WHAT YOU ARE ASKED TO DO — Below are the records; count the lines in which "class" occurs and report only that number.

──────── MATERIAL FOR THIS EXERCISE

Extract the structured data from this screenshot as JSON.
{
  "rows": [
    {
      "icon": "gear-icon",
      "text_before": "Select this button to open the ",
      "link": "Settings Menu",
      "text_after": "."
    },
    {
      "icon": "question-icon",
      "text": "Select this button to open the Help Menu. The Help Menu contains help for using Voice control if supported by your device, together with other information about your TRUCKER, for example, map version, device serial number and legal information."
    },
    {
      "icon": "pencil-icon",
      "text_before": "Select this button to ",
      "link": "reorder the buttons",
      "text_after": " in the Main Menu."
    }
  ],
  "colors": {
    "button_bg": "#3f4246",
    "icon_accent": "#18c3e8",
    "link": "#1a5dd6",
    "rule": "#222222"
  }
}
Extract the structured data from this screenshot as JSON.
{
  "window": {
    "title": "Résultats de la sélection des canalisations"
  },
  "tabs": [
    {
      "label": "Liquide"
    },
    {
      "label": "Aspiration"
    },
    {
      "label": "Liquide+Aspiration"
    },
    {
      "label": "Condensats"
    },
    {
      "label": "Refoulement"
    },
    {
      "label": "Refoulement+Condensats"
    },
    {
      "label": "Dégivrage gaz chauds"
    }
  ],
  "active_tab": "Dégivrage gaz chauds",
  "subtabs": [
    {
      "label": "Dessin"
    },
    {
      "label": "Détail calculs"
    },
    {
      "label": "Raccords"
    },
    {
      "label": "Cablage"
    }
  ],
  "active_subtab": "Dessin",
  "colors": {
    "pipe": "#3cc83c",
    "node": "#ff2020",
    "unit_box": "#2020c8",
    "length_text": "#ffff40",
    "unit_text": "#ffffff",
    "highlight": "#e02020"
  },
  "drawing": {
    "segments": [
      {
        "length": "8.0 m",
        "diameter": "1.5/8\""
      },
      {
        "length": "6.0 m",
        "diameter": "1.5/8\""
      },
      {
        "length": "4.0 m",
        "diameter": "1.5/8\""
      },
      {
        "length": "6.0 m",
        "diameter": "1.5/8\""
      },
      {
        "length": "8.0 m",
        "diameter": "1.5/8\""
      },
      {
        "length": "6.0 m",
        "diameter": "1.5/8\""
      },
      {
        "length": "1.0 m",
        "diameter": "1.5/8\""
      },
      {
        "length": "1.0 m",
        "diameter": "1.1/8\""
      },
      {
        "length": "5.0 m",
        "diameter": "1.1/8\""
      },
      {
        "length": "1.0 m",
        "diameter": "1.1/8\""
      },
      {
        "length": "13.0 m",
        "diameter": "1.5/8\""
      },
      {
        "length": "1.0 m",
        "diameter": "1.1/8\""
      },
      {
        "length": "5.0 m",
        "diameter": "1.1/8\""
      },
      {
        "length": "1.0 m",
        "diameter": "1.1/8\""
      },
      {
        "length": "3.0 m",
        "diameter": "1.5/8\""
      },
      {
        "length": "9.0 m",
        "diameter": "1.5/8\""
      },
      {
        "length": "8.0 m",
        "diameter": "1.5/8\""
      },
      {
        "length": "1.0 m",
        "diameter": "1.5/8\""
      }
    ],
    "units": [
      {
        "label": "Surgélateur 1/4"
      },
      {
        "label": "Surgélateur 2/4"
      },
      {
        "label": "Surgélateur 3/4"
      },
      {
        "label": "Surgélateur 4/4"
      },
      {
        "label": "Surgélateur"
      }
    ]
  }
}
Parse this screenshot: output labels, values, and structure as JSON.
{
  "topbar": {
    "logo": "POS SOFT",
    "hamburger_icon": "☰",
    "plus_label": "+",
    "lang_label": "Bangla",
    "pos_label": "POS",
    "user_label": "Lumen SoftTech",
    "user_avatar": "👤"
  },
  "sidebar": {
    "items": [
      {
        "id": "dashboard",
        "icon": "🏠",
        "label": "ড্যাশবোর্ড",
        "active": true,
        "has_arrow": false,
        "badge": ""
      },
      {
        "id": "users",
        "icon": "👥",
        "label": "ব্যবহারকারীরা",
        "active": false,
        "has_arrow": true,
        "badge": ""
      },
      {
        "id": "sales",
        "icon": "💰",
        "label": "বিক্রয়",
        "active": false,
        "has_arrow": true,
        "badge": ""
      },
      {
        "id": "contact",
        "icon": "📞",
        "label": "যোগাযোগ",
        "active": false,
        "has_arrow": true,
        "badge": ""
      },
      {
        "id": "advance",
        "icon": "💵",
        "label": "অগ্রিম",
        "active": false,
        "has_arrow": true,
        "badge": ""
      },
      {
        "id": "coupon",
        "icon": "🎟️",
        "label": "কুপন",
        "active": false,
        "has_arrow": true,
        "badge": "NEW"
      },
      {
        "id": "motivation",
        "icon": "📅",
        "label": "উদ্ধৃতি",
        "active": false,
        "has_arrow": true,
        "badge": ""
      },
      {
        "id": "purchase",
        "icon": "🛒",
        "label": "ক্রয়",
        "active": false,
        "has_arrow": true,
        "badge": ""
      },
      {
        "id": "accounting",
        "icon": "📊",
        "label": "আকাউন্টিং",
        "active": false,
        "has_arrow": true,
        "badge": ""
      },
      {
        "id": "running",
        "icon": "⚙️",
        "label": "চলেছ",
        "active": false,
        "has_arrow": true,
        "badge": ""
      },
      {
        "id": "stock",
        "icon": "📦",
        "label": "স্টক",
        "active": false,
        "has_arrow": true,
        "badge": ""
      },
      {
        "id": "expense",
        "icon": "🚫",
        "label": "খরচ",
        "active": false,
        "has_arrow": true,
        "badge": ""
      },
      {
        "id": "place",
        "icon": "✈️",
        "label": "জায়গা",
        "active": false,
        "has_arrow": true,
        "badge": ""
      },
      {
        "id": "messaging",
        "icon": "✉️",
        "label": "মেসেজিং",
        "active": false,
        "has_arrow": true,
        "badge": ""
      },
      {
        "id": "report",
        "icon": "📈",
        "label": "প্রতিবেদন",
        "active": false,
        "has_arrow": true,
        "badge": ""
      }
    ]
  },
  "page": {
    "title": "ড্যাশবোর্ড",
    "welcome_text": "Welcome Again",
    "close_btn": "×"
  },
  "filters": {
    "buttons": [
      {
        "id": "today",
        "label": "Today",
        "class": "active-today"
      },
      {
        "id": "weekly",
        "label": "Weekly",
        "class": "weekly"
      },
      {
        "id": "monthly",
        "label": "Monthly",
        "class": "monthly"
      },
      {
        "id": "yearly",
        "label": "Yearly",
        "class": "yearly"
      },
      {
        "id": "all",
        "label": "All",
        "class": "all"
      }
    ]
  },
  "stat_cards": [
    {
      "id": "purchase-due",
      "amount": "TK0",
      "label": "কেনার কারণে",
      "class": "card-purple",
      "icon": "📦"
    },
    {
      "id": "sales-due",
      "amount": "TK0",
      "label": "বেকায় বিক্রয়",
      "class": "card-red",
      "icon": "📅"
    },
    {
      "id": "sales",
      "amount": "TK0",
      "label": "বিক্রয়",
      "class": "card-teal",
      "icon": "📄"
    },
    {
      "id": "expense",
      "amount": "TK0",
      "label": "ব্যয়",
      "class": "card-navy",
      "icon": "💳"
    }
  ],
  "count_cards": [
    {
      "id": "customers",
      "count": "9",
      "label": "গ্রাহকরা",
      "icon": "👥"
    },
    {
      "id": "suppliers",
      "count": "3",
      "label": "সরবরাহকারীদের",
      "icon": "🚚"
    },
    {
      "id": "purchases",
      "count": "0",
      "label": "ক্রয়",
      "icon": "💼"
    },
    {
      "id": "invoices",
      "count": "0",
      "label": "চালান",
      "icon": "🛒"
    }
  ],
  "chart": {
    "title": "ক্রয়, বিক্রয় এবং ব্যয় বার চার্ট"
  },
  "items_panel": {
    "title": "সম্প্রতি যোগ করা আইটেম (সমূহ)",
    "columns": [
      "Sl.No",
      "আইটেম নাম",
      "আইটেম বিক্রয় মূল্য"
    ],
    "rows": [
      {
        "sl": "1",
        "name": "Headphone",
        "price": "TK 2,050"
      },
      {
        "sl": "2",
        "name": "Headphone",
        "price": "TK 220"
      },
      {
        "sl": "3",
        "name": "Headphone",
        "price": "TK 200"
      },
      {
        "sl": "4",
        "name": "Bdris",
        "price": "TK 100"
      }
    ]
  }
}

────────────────

ANSWER FOR THE TASK — 9